What you are asked to do
Would you restate the data exactly as given?

#### Provided material

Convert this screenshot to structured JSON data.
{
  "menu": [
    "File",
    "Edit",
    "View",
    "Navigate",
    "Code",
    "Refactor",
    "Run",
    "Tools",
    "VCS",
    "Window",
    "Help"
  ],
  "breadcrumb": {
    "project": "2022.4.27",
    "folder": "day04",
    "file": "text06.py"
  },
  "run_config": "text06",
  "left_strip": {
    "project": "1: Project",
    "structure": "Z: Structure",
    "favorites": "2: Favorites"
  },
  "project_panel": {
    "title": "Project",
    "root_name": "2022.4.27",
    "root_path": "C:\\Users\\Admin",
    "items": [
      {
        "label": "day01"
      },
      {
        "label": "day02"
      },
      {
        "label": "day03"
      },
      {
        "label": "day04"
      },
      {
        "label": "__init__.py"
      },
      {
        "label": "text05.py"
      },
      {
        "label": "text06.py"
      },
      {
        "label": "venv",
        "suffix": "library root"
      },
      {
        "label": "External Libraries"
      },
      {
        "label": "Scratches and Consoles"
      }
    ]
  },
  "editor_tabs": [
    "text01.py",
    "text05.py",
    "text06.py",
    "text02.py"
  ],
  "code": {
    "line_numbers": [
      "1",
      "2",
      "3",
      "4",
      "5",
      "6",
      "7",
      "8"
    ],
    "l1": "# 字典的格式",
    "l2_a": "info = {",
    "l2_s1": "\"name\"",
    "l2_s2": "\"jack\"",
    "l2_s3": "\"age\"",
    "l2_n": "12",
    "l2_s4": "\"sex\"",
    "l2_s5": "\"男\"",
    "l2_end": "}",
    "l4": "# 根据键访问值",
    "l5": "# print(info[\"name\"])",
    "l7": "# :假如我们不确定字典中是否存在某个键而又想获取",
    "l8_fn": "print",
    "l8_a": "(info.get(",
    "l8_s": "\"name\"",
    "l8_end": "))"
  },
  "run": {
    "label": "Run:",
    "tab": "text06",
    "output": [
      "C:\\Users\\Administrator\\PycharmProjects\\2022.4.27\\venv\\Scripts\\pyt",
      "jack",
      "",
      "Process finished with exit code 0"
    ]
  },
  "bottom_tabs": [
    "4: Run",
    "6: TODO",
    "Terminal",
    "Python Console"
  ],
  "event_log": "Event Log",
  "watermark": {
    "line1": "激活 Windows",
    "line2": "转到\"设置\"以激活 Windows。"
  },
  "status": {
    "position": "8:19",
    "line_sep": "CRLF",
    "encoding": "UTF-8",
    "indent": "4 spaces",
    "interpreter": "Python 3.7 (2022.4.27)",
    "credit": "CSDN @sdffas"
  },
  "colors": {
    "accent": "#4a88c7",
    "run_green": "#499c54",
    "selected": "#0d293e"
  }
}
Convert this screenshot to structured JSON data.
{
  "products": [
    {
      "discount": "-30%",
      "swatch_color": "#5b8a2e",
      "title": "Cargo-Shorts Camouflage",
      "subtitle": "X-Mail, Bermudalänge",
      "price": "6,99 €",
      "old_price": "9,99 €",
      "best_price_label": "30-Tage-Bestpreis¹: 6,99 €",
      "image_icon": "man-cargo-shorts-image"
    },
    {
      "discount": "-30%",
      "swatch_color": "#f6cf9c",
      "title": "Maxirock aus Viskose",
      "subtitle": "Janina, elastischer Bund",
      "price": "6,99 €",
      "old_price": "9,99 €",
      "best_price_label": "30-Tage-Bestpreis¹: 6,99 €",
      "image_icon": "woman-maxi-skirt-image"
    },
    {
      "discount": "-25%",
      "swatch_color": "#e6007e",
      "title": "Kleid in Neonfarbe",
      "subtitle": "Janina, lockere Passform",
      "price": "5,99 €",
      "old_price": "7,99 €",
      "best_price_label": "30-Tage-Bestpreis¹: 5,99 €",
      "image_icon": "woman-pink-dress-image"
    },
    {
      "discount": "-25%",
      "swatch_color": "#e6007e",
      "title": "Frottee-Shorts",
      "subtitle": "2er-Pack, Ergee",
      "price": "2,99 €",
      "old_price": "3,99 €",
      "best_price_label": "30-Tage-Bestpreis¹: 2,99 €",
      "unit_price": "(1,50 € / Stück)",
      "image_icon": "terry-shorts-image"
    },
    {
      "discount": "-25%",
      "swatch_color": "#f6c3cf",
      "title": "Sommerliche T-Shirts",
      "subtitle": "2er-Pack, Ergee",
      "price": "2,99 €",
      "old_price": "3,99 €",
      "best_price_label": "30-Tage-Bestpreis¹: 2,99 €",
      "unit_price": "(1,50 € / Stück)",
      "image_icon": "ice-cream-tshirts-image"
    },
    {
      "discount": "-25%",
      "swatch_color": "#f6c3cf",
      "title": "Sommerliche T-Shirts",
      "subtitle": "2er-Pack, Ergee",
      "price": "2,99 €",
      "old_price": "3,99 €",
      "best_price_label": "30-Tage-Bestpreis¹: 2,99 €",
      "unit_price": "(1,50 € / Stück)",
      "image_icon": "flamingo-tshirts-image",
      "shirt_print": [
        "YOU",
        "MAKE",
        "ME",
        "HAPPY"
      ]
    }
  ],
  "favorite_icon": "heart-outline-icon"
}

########

The answer
Convert this screenshot to structured JSON data.
{
  "menu": [
    "File",
    "Edit",
    "View",
    "Navigate",
    "Code",
    "Refactor",
    "Run",
    "Tools",
    "VCS",
    "Window",
    "Help"
  ],
  "breadcrumb": {
    "project": "2022.4.27",
    "folder": "day04",
    "file": "text06.py"
  },
  "run_config": "text06",
  "left_strip": {
    "project": "1: Project",
    "structure": "Z: Structure",
    "favorites": "2: Favorites"
  },
  "project_panel": {
    "title": "Project",
    "root_name": "2022.4.27",
    "root_path": "C:\\Users\\Admin",
    "items": [
      {
        "label": "day01"
      },
      {
        "label": "day02"
      },
      {
        "label": "day03"
      },
      {
        "label": "day04"
      },
      {
        "label": "__init__.py"
      },
      {
        "label": "text05.py"
      },
      {
        "label": "text06.py"
      },
      {
        "label": "venv",
        "suffix": "library root"
      },
      {
        "label": "External Libraries"
      },
      {
        "label": "Scratches and Consoles"
      }
    ]
  },
  "editor_tabs": [
    "text01.py",
    "text05.py",
    "text06.py",
    "text02.py"
  ],
  "code": {
    "line_numbers": [
      "1",
      "2",
      "3",
      "4",
      "5",
      "6",
      "7",
      "8"
    ],
    "l1": "# 字典的格式",
    "l2_a": "info = {",
    "l2_s1": "\"name\"",
    "l2_s2": "\"jack\"",
    "l2_s3": "\"age\"",
    "l2_n": "12",
    "l2_s4": "\"sex\"",
    "l2_s5": "\"男\"",
    "l2_end": "}",
    "l4": "# 根据键访问值",
    "l5": "# print(info[\"name\"])",
    "l7": "# :假如我们不确定字典中是否存在某个键而又想获取",
    "l8_fn": "print",
    "l8_a": "(info.get(",
    "l8_s": "\"name\"",
    "l8_end": "))"
  },
  "run": {
    "label": "Run:",
    "tab": "text06",
    "output": [
      "C:\\Users\\Administrator\\PycharmProjects\\2022.4.27\\venv\\Scripts\\pyt",
      "jack",
      "",
      "Process finished with exit code 0"
    ]
  },
  "bottom_tabs": [
    "4: Run",
    "6: TODO",
    "Terminal",
    "Python Console"
  ],
  "event_log": "Event Log",
  "watermark": {
    "line1": "激活 Windows",
    "line2": "转到\"设置\"以激活 Windows。"
  },
  "status": {
    "position": "8:19",
    "line_sep": "CRLF",
    "encoding": "UTF-8",
    "indent": "4 spaces",
    "interpreter": "Python 3.7 (2022.4.27)",
    "credit": "CSDN @sdffas"
  },
  "colors": {
    "accent": "#4a88c7",
    "run_green": "#499c54",
    "selected": "#0d293e"
  }
}
Convert this screenshot to structured JSON data.
{
  "products": [
    {
      "discount": "-30%",
      "swatch_color": "#5b8a2e",
      "title": "Cargo-Shorts Camouflage",
      "subtitle": "X-Mail, Bermudalänge",
      "price": "6,99 €",
      "old_price": "9,99 €",
      "best_price_label": "30-Tage-Bestpreis¹: 6,99 €",
      "image_icon": "man-cargo-shorts-image"
    },
    {
      "discount": "-30%",
      "swatch_color": "#f6cf9c",
      "title": "Maxirock aus Viskose",
      "subtitle": "Janina, elastischer Bund",
      "price": "6,99 €",
      "old_price": "9,99 €",
      "best_price_label": "30-Tage-Bestpreis¹: 6,99 €",
      "image_icon": "woman-maxi-skirt-image"
    },
    {
      "discount": "-25%",
      "swatch_color": "#e6007e",
      "title": "Kleid in Neonfarbe",
      "subtitle": "Janina, lockere Passform",
      "price": "5,99 €",
      "old_price": "7,99 €",
      "best_price_label": "30-Tage-Bestpreis¹: 5,99 €",
      "image_icon": "woman-pink-dress-image"
    },
    {
      "discount": "-25%",
      "swatch_color": "#e6007e",
      "title": "Frottee-Shorts",
      "subtitle": "2er-Pack, Ergee",
      "price": "2,99 €",
      "old_price": "3,99 €",
      "best_price_label": "30-Tage-Bestpreis¹: 2,99 €",
      "unit_price": "(1,50 € / Stück)",
      "image_icon": "terry-shorts-image"
    },
    {
      "discount": "-25%",
      "swatch_color": "#f6c3cf",
      "title": "Sommerliche T-Shirts",
      "subtitle": "2er-Pack, Ergee",
      "price": "2,99 €",
      "old_price": "3,99 €",
      "best_price_label": "30-Tage-Bestpreis¹: 2,99 €",
      "unit_price": "(1,50 € / Stück)",
      "image_icon": "ice-cream-tshirts-image"
    },
    {
      "discount": "-25%",
      "swatch_color": "#f6c3cf",
      "title": "Sommerliche T-Shirts",
      "subtitle": "2er-Pack, Ergee",
      "price": "2,99 €",
      "old_price": "3,99 €",
      "best_price_label": "30-Tage-Bestpreis¹: 2,99 €",
      "unit_price": "(1,50 € / Stück)",
      "image_icon": "flamingo-tshirts-image",
      "shirt_print": [
        "YOU",
        "MAKE",
        "ME",
        "HAPPY"
      ]
    }
  ],
  "favorite_icon": "heart-outline-icon"
}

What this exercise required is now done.